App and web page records
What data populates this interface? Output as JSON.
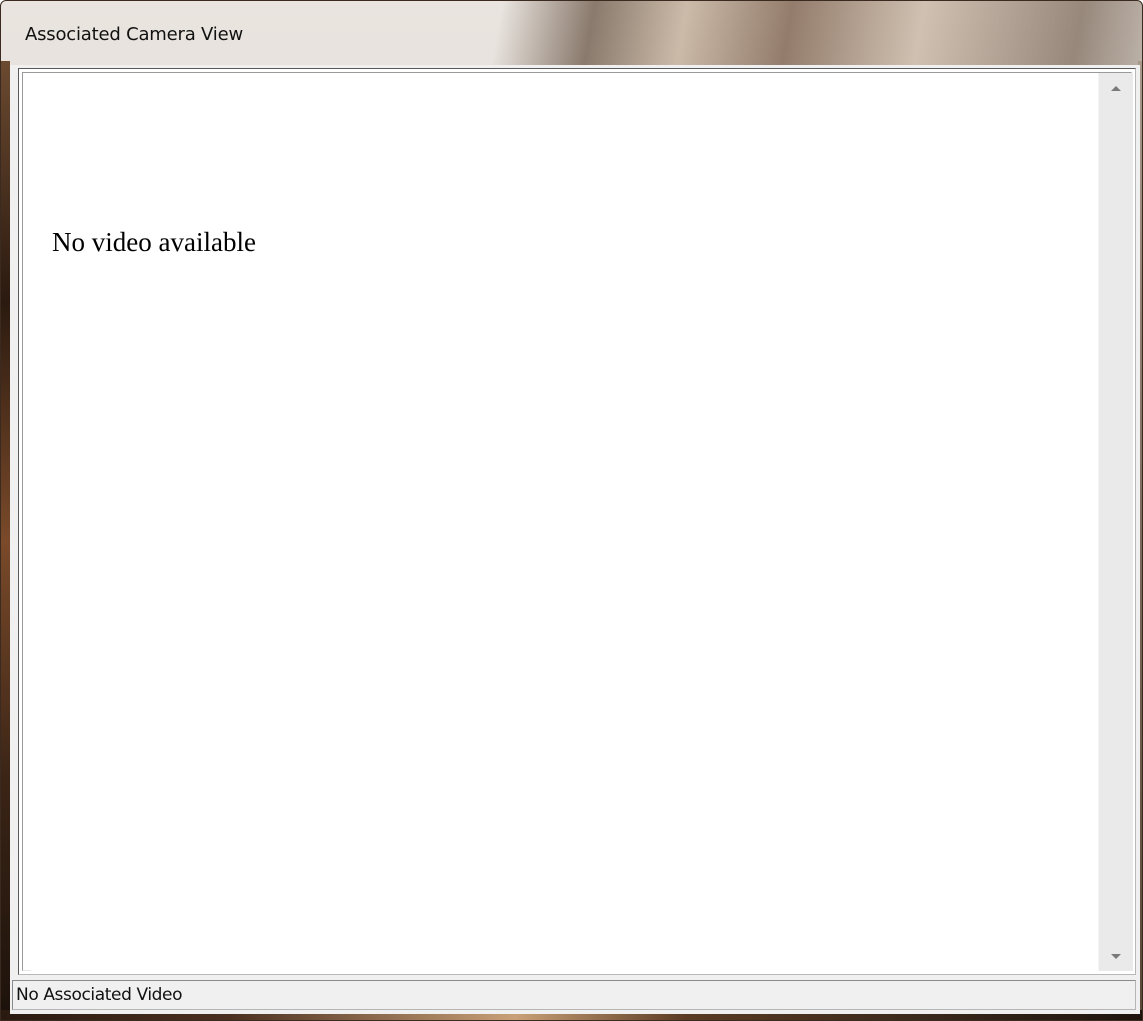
{
  "window": {
    "title": "Associated Camera View"
  },
  "content": {
    "message": "No video available"
  },
  "scrollbar": {
    "up_icon": "arrow-up-icon",
    "down_icon": "arrow-down-icon"
  },
  "status_bar": {
    "text": "No Associated Video"
  }
}
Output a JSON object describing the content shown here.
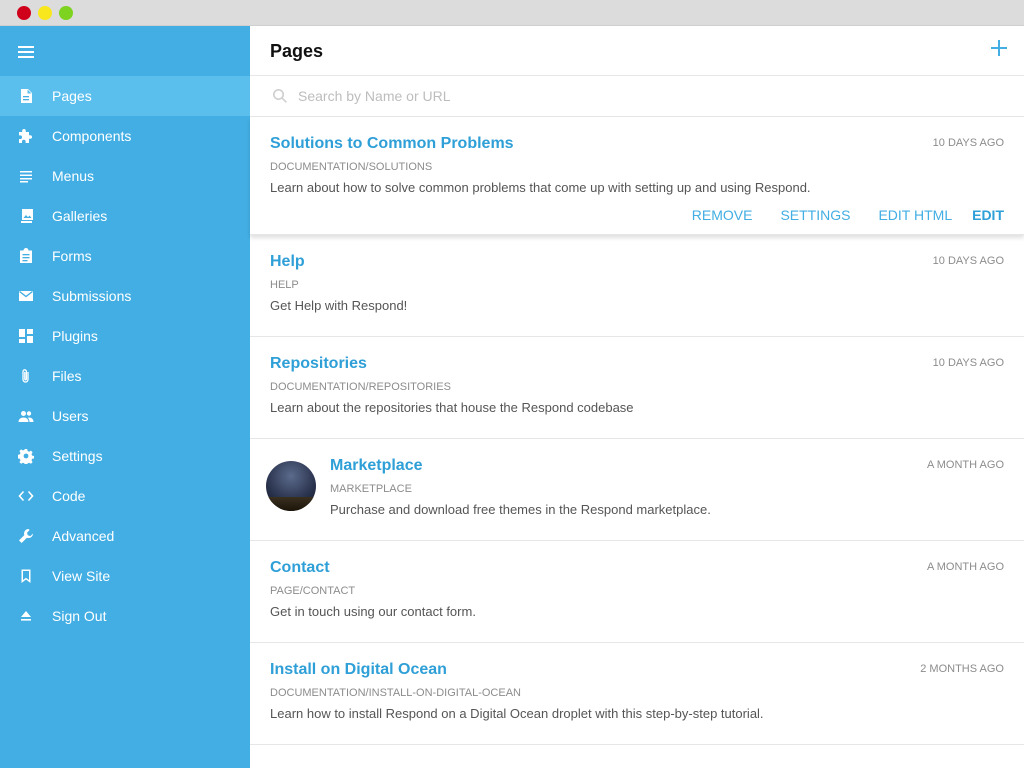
{
  "window": {
    "colors": {
      "close": "#d0021b",
      "minimize": "#f8e71c",
      "zoom": "#7ed321"
    }
  },
  "colors": {
    "sidebar": "#42aee3",
    "sidebar_active": "#5bbfee",
    "link": "#2e9fd7"
  },
  "sidebar": {
    "menu_icon": "hamburger-icon",
    "items": [
      {
        "label": "Pages",
        "icon": "page-icon",
        "active": true
      },
      {
        "label": "Components",
        "icon": "puzzle-icon"
      },
      {
        "label": "Menus",
        "icon": "list-icon"
      },
      {
        "label": "Galleries",
        "icon": "gallery-icon"
      },
      {
        "label": "Forms",
        "icon": "clipboard-icon"
      },
      {
        "label": "Submissions",
        "icon": "mail-icon"
      },
      {
        "label": "Plugins",
        "icon": "dashboard-icon"
      },
      {
        "label": "Files",
        "icon": "paperclip-icon"
      },
      {
        "label": "Users",
        "icon": "users-icon"
      },
      {
        "label": "Settings",
        "icon": "gear-icon"
      },
      {
        "label": "Code",
        "icon": "code-icon"
      },
      {
        "label": "Advanced",
        "icon": "wrench-icon"
      },
      {
        "label": "View Site",
        "icon": "bookmark-icon"
      },
      {
        "label": "Sign Out",
        "icon": "eject-icon"
      }
    ]
  },
  "header": {
    "title": "Pages",
    "add_icon": "plus-icon"
  },
  "search": {
    "placeholder": "Search by Name or URL",
    "value": ""
  },
  "pages": [
    {
      "title": "Solutions to Common Problems",
      "url": "DOCUMENTATION/SOLUTIONS",
      "description": "Learn about how to solve common problems that come up with setting up and using Respond.",
      "time": "10 DAYS AGO"
    },
    {
      "title": "Help",
      "url": "HELP",
      "description": "Get Help with Respond!",
      "time": "10 DAYS AGO"
    },
    {
      "title": "Repositories",
      "url": "DOCUMENTATION/REPOSITORIES",
      "description": "Learn about the repositories that house the Respond codebase",
      "time": "10 DAYS AGO"
    },
    {
      "title": "Marketplace",
      "url": "MARKETPLACE",
      "description": "Purchase and download free themes in the Respond marketplace.",
      "time": "A MONTH AGO"
    },
    {
      "title": "Contact",
      "url": "PAGE/CONTACT",
      "description": "Get in touch using our contact form.",
      "time": "A MONTH AGO"
    },
    {
      "title": "Install on Digital Ocean",
      "url": "DOCUMENTATION/INSTALL-ON-DIGITAL-OCEAN",
      "description": "Learn how to install Respond on a Digital Ocean droplet with this step-by-step tutorial.",
      "time": "2 MONTHS AGO"
    }
  ],
  "row_actions": {
    "remove": "REMOVE",
    "settings": "SETTINGS",
    "edit_html": "EDIT HTML",
    "edit": "EDIT"
  }
}
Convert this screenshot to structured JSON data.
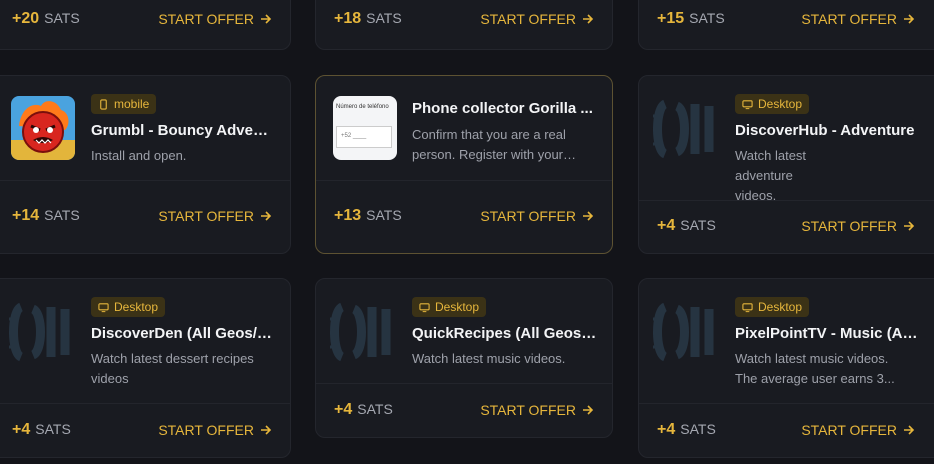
{
  "colors": {
    "accent": "#e6b63c",
    "background": "#131419",
    "card": "#191b21"
  },
  "offers": [
    {
      "reward": "+20",
      "unit": "SATS",
      "cta": "START OFFER"
    },
    {
      "reward": "+18",
      "unit": "SATS",
      "cta": "START OFFER"
    },
    {
      "reward": "+15",
      "unit": "SATS",
      "cta": "START OFFER"
    },
    {
      "badge": "mobile",
      "badge_icon": "phone-icon",
      "title": "Grumbl - Bouncy Adventure",
      "desc": "Install and open.",
      "reward": "+14",
      "unit": "SATS",
      "cta": "START OFFER",
      "image": "bouncy-ball-game-icon"
    },
    {
      "title": "Phone collector Gorilla ...",
      "desc": "Confirm that you are a real person. Register with your phone number.",
      "reward": "+13",
      "unit": "SATS",
      "cta": "START OFFER",
      "image": "phone-number-form-thumbnail",
      "thumb_label": "Número de teléfono",
      "thumb_placeholder": "+52 ____"
    },
    {
      "badge": "Desktop",
      "badge_icon": "monitor-icon",
      "title": "DiscoverHub - Adventure",
      "desc": "Watch latest adventure videos.",
      "reward": "+4",
      "unit": "SATS",
      "cta": "START OFFER",
      "image": "placeholder-logo"
    },
    {
      "badge": "Desktop",
      "badge_icon": "monitor-icon",
      "title": "DiscoverDen (All Geos/Desktop)",
      "desc": "Watch latest dessert recipes videos",
      "reward": "+4",
      "unit": "SATS",
      "cta": "START OFFER",
      "image": "placeholder-logo"
    },
    {
      "badge": "Desktop",
      "badge_icon": "monitor-icon",
      "title": "QuickRecipes (All Geos/Desktop)",
      "desc": "Watch latest music videos.",
      "reward": "+4",
      "unit": "SATS",
      "cta": "START OFFER",
      "image": "placeholder-logo"
    },
    {
      "badge": "Desktop",
      "badge_icon": "monitor-icon",
      "title": "PixelPointTV - Music (All Geos)",
      "desc": "Watch latest music videos. The average user earns 3...",
      "reward": "+4",
      "unit": "SATS",
      "cta": "START OFFER",
      "image": "placeholder-logo"
    }
  ]
}
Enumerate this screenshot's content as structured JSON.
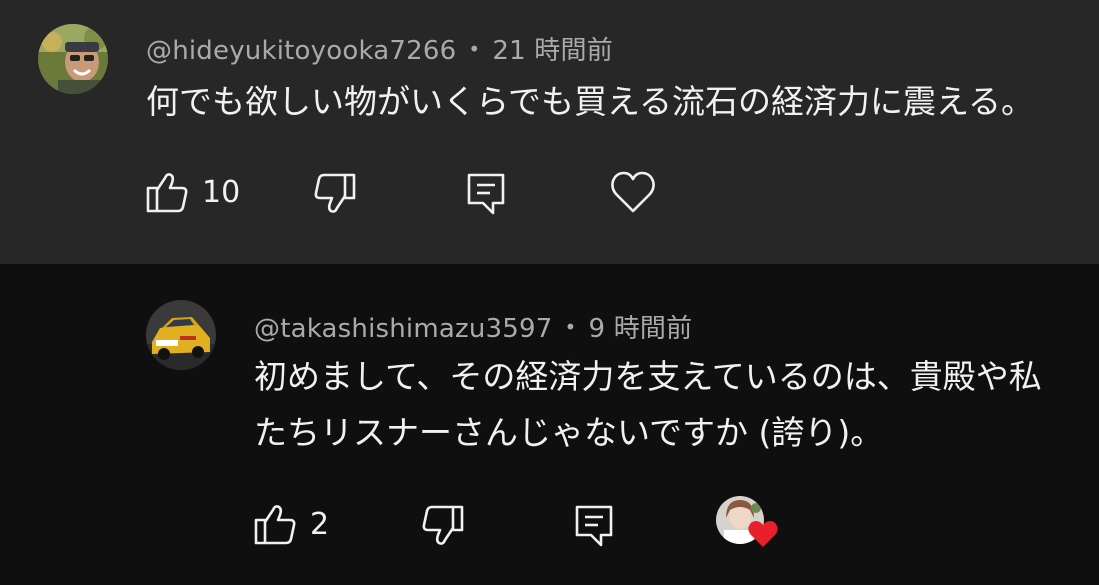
{
  "comments": [
    {
      "author": "@hideyukitoyooka7266",
      "separator": "•",
      "time": "21 時間前",
      "text_lines": [
        "何でも欲しい物がいくらでも買える流石の経済力に震える。"
      ],
      "likes": "10"
    },
    {
      "author": "@takashishimazu3597",
      "separator": "•",
      "time": "9 時間前",
      "text_lines": [
        "初めまして、その経済力を支えているのは、貴殿や私",
        "たちリスナーさんじゃないですか (誇り)。"
      ],
      "likes": "2"
    }
  ],
  "colors": {
    "top_background": "#272727",
    "reply_background": "#0f0f0f",
    "meta_text": "#aaaaaa",
    "heart": "#e8202a"
  },
  "icons": [
    "thumbs-up-icon",
    "thumbs-down-icon",
    "reply-icon",
    "heart-icon",
    "creator-heart-icon"
  ]
}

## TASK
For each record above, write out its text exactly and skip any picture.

## SOLUTION TO THE PROBLEM
What data populates this interface? Output as JSON.
{
  "window": {
    "title": "Associated Camera View"
  },
  "content": {
    "message": "No video available"
  },
  "scrollbar": {
    "up_icon": "arrow-up-icon",
    "down_icon": "arrow-down-icon"
  },
  "status_bar": {
    "text": "No Associated Video"
  }
}
Output a JSON object describing the content shown here.
{
  "window": {
    "colors": {
      "close": "#d0021b",
      "minimize": "#f8e71c",
      "zoom": "#7ed321"
    }
  },
  "colors": {
    "sidebar": "#42aee3",
    "sidebar_active": "#5bbfee",
    "link": "#2e9fd7"
  },
  "sidebar": {
    "menu_icon": "hamburger-icon",
    "items": [
      {
        "label": "Pages",
        "icon": "page-icon",
        "active": true
      },
      {
        "label": "Components",
        "icon": "puzzle-icon"
      },
      {
        "label": "Menus",
        "icon": "list-icon"
      },
      {
        "label": "Galleries",
        "icon": "gallery-icon"
      },
      {
        "label": "Forms",
        "icon": "clipboard-icon"
      },
      {
        "label": "Submissions",
        "icon": "mail-icon"
      },
      {
        "label": "Plugins",
        "icon": "dashboard-icon"
      },
      {
        "label": "Files",
        "icon": "paperclip-icon"
      },
      {
        "label": "Users",
        "icon": "users-icon"
      },
      {
        "label": "Settings",
        "icon": "gear-icon"
      },
      {
        "label": "Code",
        "icon": "code-icon"
      },
      {
        "label": "Advanced",
        "icon": "wrench-icon"
      },
      {
        "label": "View Site",
        "icon": "bookmark-icon"
      },
      {
        "label": "Sign Out",
        "icon": "eject-icon"
      }
    ]
  },
  "header": {
    "title": "Pages",
    "add_icon": "plus-icon"
  },
  "search": {
    "placeholder": "Search by Name or URL",
    "value": ""
  },
  "pages": [
    {
      "title": "Solutions to Common Problems",
      "url": "DOCUMENTATION/SOLUTIONS",
      "description": "Learn about how to solve common problems that come up with setting up and using Respond.",
      "time": "10 DAYS AGO"
    },
    {
      "title": "Help",
      "url": "HELP",
      "description": "Get Help with Respond!",
      "time": "10 DAYS AGO"
    },
    {
      "title": "Repositories",
      "url": "DOCUMENTATION/REPOSITORIES",
      "description": "Learn about the repositories that house the Respond codebase",
      "time": "10 DAYS AGO"
    },
    {
      "title": "Marketplace",
      "url": "MARKETPLACE",
      "description": "Purchase and download free themes in the Respond marketplace.",
      "time": "A MONTH AGO"
    },
    {
      "title": "Contact",
      "url": "PAGE/CONTACT",
      "description": "Get in touch using our contact form.",
      "time": "A MONTH AGO"
    },
    {
      "title": "Install on Digital Ocean",
      "url": "DOCUMENTATION/INSTALL-ON-DIGITAL-OCEAN",
      "description": "Learn how to install Respond on a Digital Ocean droplet with this step-by-step tutorial.",
      "time": "2 MONTHS AGO"
    }
  ],
  "row_actions": {
    "remove": "REMOVE",
    "settings": "SETTINGS",
    "edit_html": "EDIT HTML",
    "edit": "EDIT"
  }
}
Convert this screenshot to structured JSON data.
{
  "colors": {
    "accent": "#e6b63c",
    "background": "#131419",
    "card": "#191b21"
  },
  "offers": [
    {
      "reward": "+20",
      "unit": "SATS",
      "cta": "START OFFER"
    },
    {
      "reward": "+18",
      "unit": "SATS",
      "cta": "START OFFER"
    },
    {
      "reward": "+15",
      "unit": "SATS",
      "cta": "START OFFER"
    },
    {
      "badge": "mobile",
      "badge_icon": "phone-icon",
      "title": "Grumbl - Bouncy Adventure",
      "desc": "Install and open.",
      "reward": "+14",
      "unit": "SATS",
      "cta": "START OFFER",
      "image": "bouncy-ball-game-icon"
    },
    {
      "title": "Phone collector Gorilla ...",
      "desc": "Confirm that you are a real person. Register with your phone number.",
      "reward": "+13",
      "unit": "SATS",
      "cta": "START OFFER",
      "image": "phone-number-form-thumbnail",
      "thumb_label": "Número de teléfono",
      "thumb_placeholder": "+52 ____"
    },
    {
      "badge": "Desktop",
      "badge_icon": "monitor-icon",
      "title": "DiscoverHub - Adventure",
      "desc": "Watch latest adventure videos.",
      "reward": "+4",
      "unit": "SATS",
      "cta": "START OFFER",
      "image": "placeholder-logo"
    },
    {
      "badge": "Desktop",
      "badge_icon": "monitor-icon",
      "title": "DiscoverDen (All Geos/Desktop)",
      "desc": "Watch latest dessert recipes videos",
      "reward": "+4",
      "unit": "SATS",
      "cta": "START OFFER",
      "image": "placeholder-logo"
    },
    {
      "badge": "Desktop",
      "badge_icon": "monitor-icon",
      "title": "QuickRecipes (All Geos/Desktop)",
      "desc": "Watch latest music videos.",
      "reward": "+4",
      "unit": "SATS",
      "cta": "START OFFER",
      "image": "placeholder-logo"
    },
    {
      "badge": "Desktop",
      "badge_icon": "monitor-icon",
      "title": "PixelPointTV - Music (All Geos)",
      "desc": "Watch latest music videos. The average user earns 3...",
      "reward": "+4",
      "unit": "SATS",
      "cta": "START OFFER",
      "image": "placeholder-logo"
    }
  ]
}
Enumerate this screenshot's content as structured JSON.
{
  "comments": [
    {
      "author": "@hideyukitoyooka7266",
      "separator": "•",
      "time": "21 時間前",
      "text_lines": [
        "何でも欲しい物がいくらでも買える流石の経済力に震える。"
      ],
      "likes": "10"
    },
    {
      "author": "@takashishimazu3597",
      "separator": "•",
      "time": "9 時間前",
      "text_lines": [
        "初めまして、その経済力を支えているのは、貴殿や私",
        "たちリスナーさんじゃないですか (誇り)。"
      ],
      "likes": "2"
    }
  ],
  "colors": {
    "top_background": "#272727",
    "reply_background": "#0f0f0f",
    "meta_text": "#aaaaaa",
    "heart": "#e8202a"
  },
  "icons": [
    "thumbs-up-icon",
    "thumbs-down-icon",
    "reply-icon",
    "heart-icon",
    "creator-heart-icon"
  ]
}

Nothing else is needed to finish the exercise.